[Website and app data records]
◆ ◆ ◆
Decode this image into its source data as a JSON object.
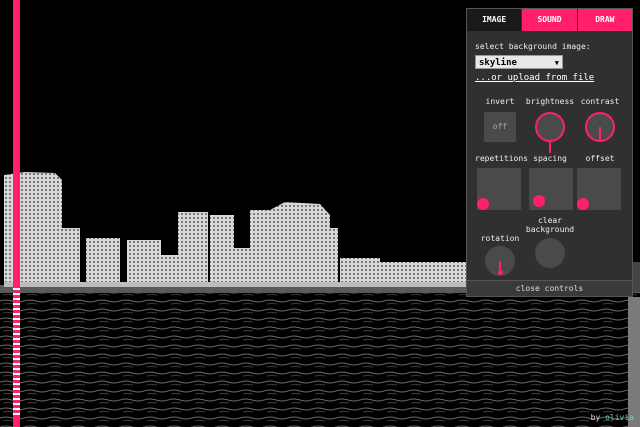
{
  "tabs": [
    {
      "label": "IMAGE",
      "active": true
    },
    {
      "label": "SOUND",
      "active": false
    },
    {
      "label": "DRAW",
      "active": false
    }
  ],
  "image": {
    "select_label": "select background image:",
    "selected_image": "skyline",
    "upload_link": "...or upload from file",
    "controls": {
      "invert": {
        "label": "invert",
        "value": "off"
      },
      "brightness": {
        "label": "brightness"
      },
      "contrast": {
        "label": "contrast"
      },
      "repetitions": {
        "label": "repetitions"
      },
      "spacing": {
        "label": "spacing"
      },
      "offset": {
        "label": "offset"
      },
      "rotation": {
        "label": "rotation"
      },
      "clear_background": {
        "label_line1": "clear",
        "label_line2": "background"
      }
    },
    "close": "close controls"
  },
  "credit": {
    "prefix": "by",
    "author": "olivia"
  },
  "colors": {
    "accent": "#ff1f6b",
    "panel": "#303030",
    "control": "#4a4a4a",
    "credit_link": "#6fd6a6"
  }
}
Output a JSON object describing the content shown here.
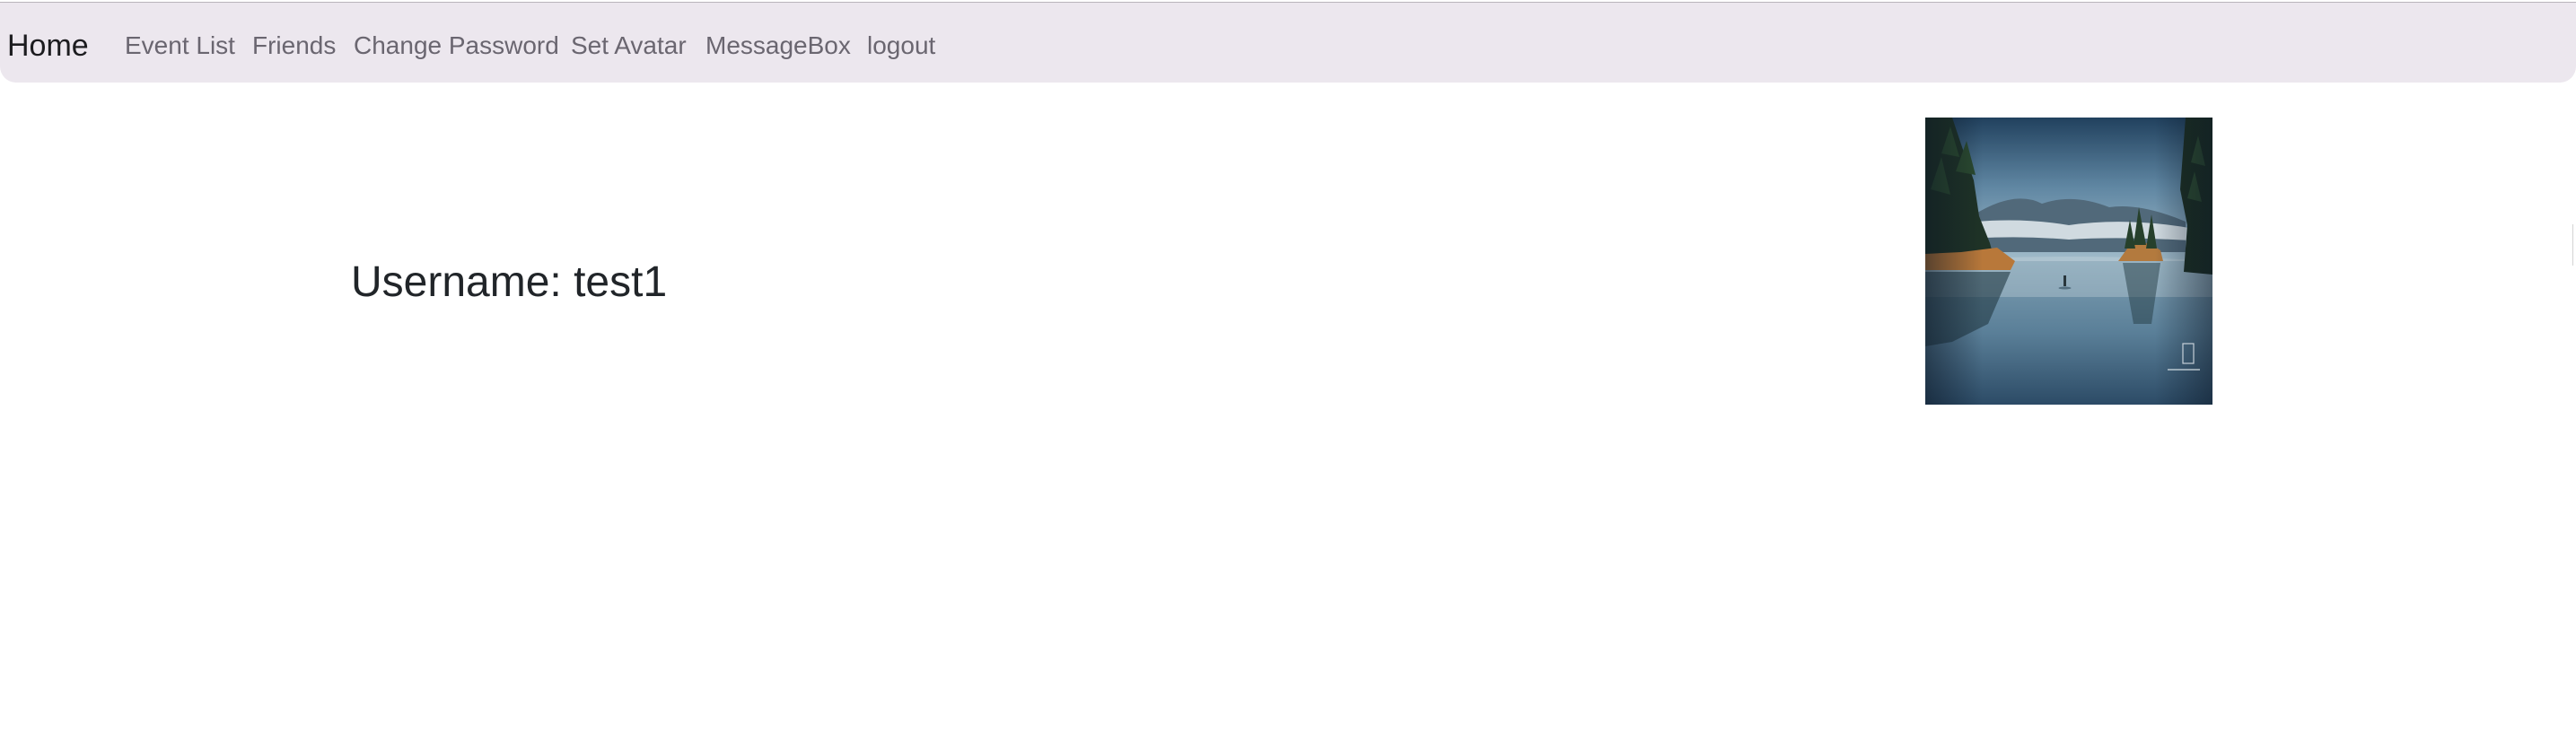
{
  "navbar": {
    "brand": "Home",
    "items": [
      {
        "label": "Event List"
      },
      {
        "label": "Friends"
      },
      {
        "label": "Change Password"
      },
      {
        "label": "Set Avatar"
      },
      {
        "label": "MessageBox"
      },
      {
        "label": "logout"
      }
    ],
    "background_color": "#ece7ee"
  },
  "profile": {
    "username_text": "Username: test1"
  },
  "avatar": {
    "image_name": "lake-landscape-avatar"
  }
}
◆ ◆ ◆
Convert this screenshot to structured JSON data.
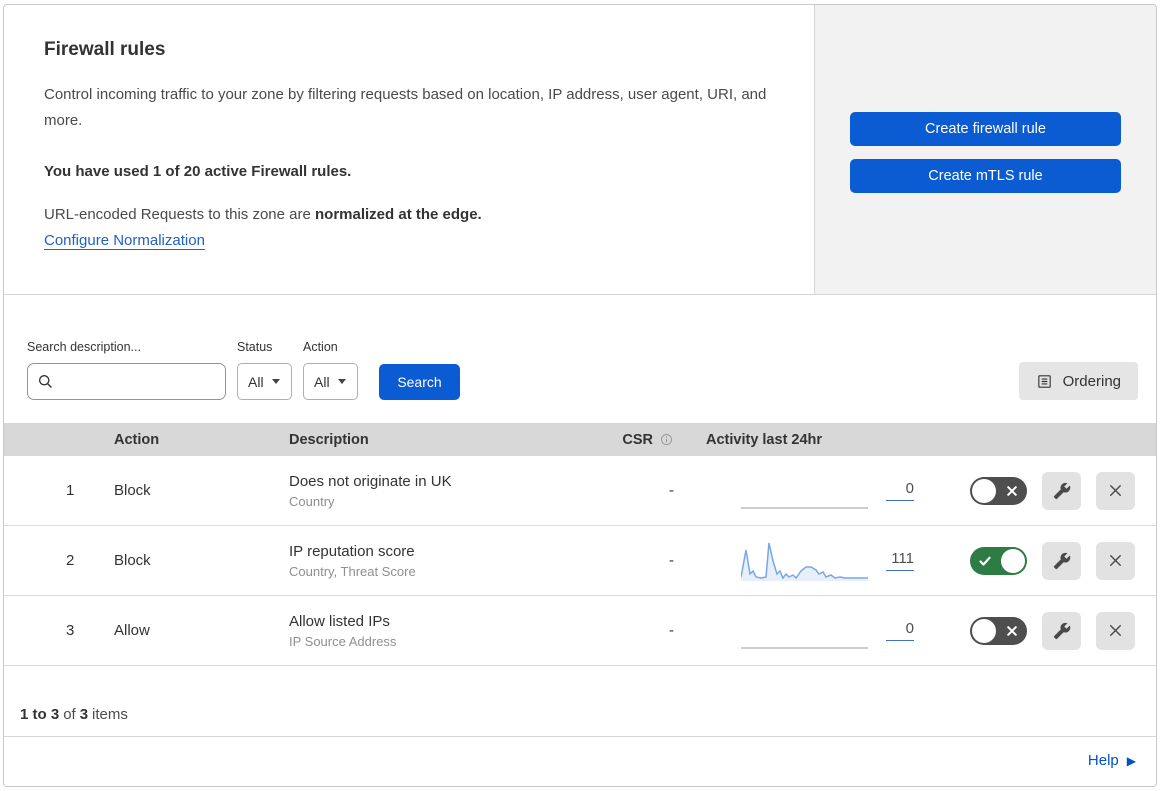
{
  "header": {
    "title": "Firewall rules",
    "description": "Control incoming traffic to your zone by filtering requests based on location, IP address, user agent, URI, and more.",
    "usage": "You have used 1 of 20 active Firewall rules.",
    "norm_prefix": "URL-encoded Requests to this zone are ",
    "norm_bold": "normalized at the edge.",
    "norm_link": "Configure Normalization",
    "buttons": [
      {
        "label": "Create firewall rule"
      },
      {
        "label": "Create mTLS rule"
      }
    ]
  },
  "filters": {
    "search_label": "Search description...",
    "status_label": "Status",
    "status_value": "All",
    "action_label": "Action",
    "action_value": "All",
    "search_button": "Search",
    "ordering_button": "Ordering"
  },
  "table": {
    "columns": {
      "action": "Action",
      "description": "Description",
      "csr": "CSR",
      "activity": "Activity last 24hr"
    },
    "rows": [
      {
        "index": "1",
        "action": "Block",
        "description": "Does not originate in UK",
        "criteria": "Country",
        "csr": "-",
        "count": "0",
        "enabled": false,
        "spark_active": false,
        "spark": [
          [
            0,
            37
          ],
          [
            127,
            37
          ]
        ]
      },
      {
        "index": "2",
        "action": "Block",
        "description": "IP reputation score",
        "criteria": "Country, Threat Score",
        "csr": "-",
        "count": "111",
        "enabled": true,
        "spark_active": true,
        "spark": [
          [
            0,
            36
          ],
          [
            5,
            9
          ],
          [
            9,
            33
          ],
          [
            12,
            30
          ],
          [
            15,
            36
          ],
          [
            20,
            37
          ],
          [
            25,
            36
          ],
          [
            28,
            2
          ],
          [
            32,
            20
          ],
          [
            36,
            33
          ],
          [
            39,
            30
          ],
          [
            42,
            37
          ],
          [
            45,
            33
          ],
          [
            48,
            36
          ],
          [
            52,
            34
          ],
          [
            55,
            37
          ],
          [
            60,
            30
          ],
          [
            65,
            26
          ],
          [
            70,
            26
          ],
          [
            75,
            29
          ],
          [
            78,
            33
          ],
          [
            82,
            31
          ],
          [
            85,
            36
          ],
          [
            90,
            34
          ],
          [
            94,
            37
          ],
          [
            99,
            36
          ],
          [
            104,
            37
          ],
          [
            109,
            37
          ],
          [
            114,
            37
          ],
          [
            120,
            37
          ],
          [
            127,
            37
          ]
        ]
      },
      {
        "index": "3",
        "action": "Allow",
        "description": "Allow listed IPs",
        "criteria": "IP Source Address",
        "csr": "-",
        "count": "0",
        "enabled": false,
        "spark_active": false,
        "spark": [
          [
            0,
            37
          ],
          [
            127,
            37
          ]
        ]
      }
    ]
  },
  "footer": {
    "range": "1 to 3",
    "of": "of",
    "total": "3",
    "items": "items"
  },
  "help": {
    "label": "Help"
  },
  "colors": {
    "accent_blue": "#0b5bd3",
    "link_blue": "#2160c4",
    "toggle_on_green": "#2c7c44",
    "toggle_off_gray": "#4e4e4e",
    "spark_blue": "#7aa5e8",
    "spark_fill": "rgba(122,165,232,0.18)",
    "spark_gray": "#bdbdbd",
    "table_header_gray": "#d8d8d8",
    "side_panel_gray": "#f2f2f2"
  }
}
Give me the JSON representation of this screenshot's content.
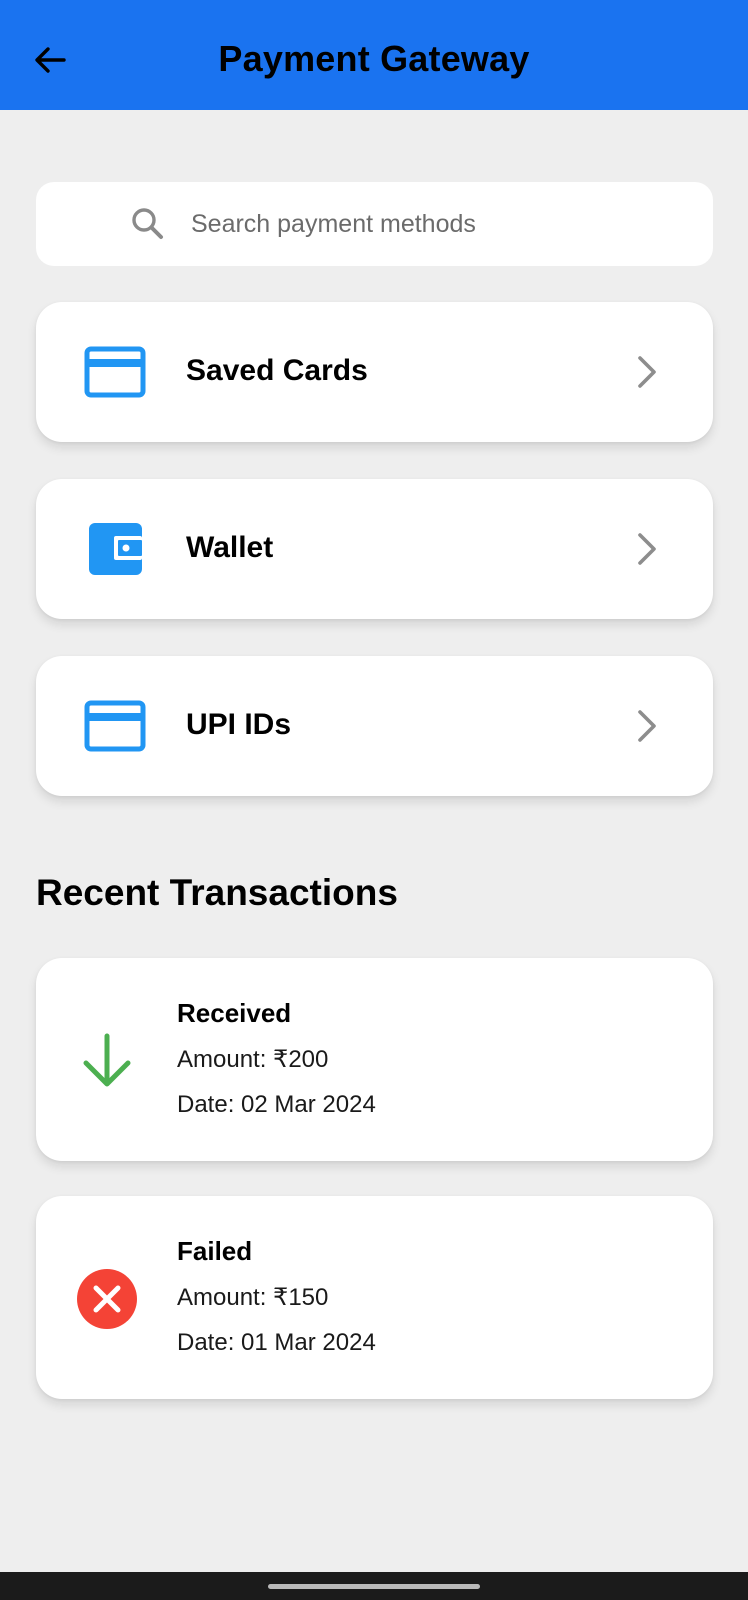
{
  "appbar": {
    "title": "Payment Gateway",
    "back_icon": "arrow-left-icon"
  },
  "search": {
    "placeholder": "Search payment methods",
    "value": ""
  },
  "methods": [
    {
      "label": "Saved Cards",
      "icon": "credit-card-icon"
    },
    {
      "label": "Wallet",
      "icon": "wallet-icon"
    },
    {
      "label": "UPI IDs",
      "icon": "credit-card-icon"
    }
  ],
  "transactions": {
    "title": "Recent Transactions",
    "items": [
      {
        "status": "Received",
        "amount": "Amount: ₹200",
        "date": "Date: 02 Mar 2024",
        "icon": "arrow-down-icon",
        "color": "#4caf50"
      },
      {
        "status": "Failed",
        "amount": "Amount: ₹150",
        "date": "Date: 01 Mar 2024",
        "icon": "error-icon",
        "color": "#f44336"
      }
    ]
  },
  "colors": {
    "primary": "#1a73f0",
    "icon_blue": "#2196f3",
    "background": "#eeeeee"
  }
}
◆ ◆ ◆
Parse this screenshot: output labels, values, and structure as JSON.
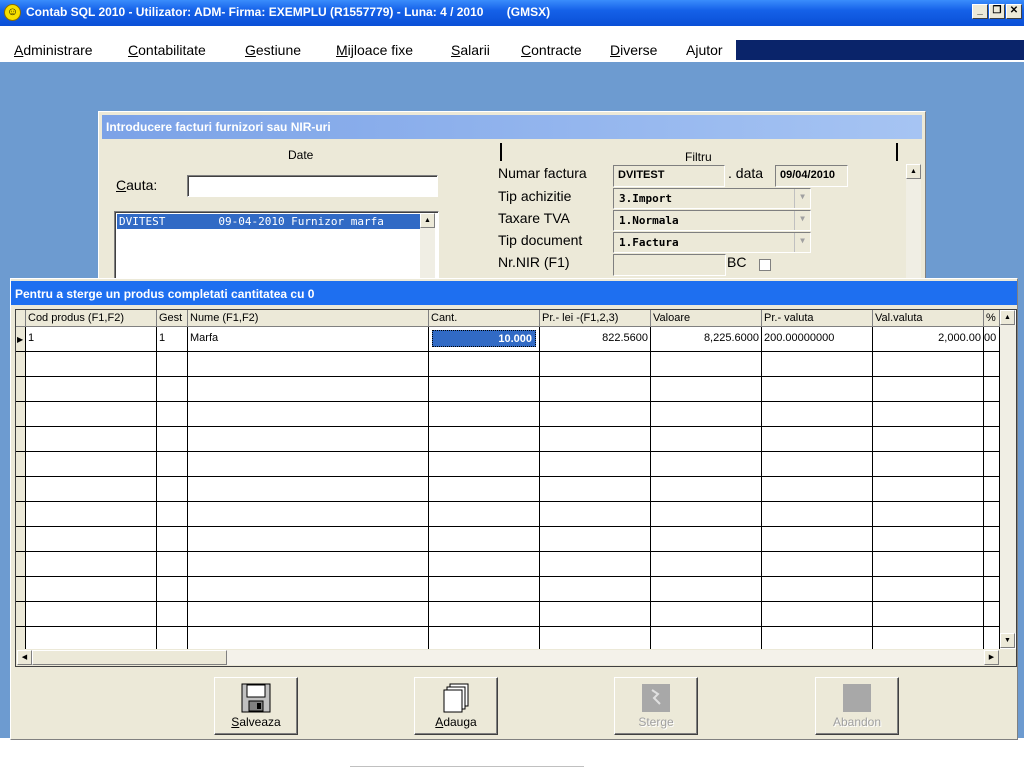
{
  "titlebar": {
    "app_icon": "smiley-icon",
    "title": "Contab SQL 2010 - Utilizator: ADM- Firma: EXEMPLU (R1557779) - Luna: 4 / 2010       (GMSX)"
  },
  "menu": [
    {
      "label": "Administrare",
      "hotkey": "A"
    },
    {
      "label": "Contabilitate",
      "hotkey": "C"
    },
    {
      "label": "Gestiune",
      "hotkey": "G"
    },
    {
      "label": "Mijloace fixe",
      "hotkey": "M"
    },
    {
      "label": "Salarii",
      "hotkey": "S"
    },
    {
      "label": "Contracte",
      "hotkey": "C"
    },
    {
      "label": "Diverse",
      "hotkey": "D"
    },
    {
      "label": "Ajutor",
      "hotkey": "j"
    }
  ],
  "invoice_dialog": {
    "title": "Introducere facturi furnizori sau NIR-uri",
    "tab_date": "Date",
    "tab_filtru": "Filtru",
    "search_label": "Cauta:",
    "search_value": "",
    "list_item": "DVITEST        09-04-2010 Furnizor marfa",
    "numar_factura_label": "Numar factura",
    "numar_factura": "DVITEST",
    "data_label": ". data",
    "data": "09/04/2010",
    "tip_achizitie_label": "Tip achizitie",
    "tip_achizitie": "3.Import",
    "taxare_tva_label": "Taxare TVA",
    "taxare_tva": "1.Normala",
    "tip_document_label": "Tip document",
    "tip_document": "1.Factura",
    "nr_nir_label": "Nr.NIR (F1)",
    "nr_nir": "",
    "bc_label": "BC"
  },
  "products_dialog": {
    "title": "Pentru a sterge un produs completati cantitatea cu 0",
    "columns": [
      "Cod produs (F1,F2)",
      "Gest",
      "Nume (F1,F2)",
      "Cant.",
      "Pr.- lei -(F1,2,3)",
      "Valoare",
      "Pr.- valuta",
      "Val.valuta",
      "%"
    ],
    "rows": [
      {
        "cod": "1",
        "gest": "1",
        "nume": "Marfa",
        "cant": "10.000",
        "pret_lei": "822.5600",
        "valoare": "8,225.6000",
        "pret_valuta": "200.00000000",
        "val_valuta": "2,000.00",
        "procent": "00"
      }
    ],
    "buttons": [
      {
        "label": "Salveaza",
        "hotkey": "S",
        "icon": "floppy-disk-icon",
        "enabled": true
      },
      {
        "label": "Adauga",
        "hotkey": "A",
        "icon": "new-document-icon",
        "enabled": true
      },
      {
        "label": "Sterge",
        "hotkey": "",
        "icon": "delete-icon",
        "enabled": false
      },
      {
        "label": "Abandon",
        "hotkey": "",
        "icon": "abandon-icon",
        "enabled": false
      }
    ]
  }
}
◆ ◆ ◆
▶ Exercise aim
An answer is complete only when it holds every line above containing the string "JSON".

▶ Output for this task
Decode this image into its source data as a JSON object.
Output a JSON object describing the content shown here.
Convert this screenshot to structured JSON data.
Give me the JSON representation of this screenshot's content.
Parse this screenshot: output labels, values, and structure as JSON.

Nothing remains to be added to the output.